Nonetheless, there were important bills passed over the course of the past two years for which the Ohio Chamber helped advocate – pro-business bills that benefit your business or improve Ohio’s business climate.

Early in 2017, the Ohio Chamber helped secure a common-sense workers’ compensation reform, requiring injured workers to file a claim within one year instead of two. This will lead to faster treatment, quicker return to work, and better outcomes. While not a direct result of legislation, average private employer workers’ compensation rates have declined by 37% over the past eight years, leaving workers’ compensation costs at their lowest point in 40 years.

Also last year, as part of the state budget, we helped deliver two significant victories in the area of municipal income tax reform. First, the so-called “throwback” rule was eliminated. This is the name given to the practice by which municipalities tax revenue from sales made by its business taxpayers to companies located in other jurisdictions where the business neither has employees nor regularly does business. By eliminating throwback, cities are prevented from unfairly taxing businesses on sales made to customers not located in that or any other Ohio city.

Second, businesses now have the option of having their municipal net profit tax administered by the Ohio Department of Taxation. This allows businesses to complete and file a single form and make just one payment, rather than file separately with each municipality in which the taxpayer does business. This helps make Ohio’s tax environment more competitive.

Our Ohio Small Business Council members contributed major components to a bill to reform agency rulemaking and provide businesses with greater protection from potentially harmful rules and regulations. This bill – one of the three that were vetoed by Gov. Kasich but overridden by the legislature – will build on a long string of other recent regulatory reform initiatives.

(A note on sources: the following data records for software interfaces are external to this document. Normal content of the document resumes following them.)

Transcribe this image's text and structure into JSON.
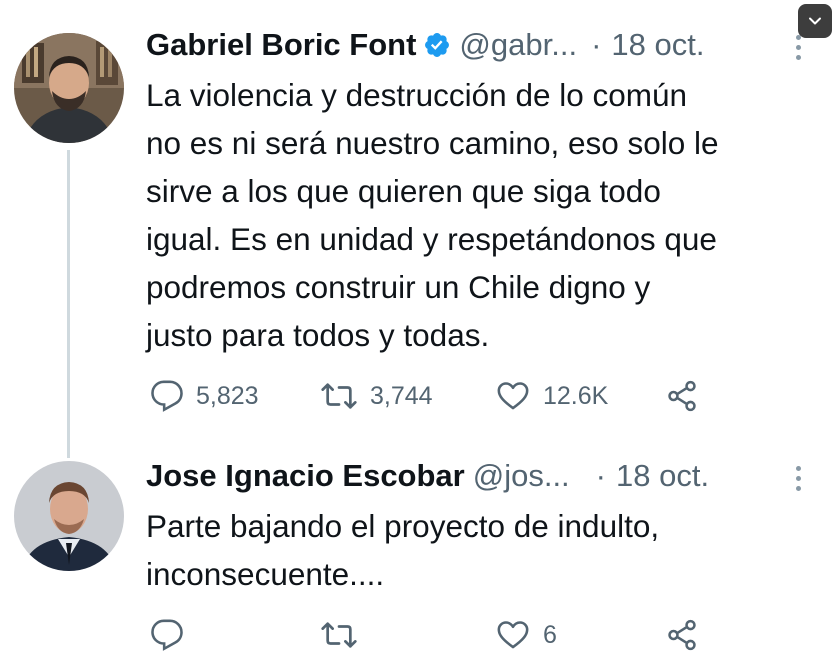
{
  "tweets": [
    {
      "name": "Gabriel Boric Font",
      "verified": true,
      "handle": "@gabr...",
      "dot": "·",
      "date": "18 oct.",
      "text": "La violencia y destrucción de lo común\nno es ni será nuestro camino, eso solo le\nsirve a los que quieren que siga todo\nigual. Es en unidad y respetándonos que\npodremos construir un Chile digno y\njusto para todos y todas.",
      "replies": "5,823",
      "retweets": "3,744",
      "likes": "12.6K"
    },
    {
      "name": "Jose Ignacio Escobar",
      "verified": false,
      "handle": "@jos...",
      "dot": "·",
      "date": "18 oct.",
      "text": "Parte bajando el proyecto de indulto,\ninconsecuente....",
      "replies": "",
      "retweets": "",
      "likes": "6"
    }
  ],
  "icons": {
    "reply": "reply-icon",
    "retweet": "retweet-icon",
    "like": "heart-icon",
    "share": "share-icon",
    "more": "more-options-icon",
    "verified": "verified-badge-icon",
    "corner": "chevron-down-icon"
  },
  "colors": {
    "verified_blue": "#1d9bf0",
    "secondary_text": "#536471",
    "primary_text": "#0f1419",
    "thread_line": "#cfd9de"
  }
}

Earlier this year, we championed legislation – the first of its kind in the nation – to provide businesses who institute a robust cybersecurity program in compliance with the statute an affirmative defense in a lawsuit involving a data breach. In today’s world, where companies are daily confronting increasingly complex cybersecurity challenges, this new approach further incentivizes businesses to invest in and maintain reasonable cybersecurity measures to protect employee, customer, and other private information.

Finally, as the end of the year was nearing, two additional bills supported by the Ohio Chamber were enacted. One cuts down on drive-by lawsuits against businesses for alleged disability accessibility violations, and another clarifies that employees of a franchisee are not considered employees of a franchisor for the purposes of the tax code, unemployment compensation, workers’ compensation, and other areas affecting the employment relationship.

As you can see, through all the craziness, the Ohio Chamber was working hard to make Ohio a better place to do business. However, there’s still more to accomplish. Left undone last year, despite our efforts, were several major priorities, including a longstanding Ohio Chamber legislative priority of restoring balance to Ohio’s employment discrimination statutes, fixing Ohio’s broke and broken unemployment compensation system, and enacting permanent changes to address the growing costs of Ohio’s energy efficiency mandates.

These three issues will be among the priorities the Ohio Chamber will continue to push for as we enter 2019. You’ll see them contained in our list of 2019-2020 Public Policy Priorities, which will be released later this month.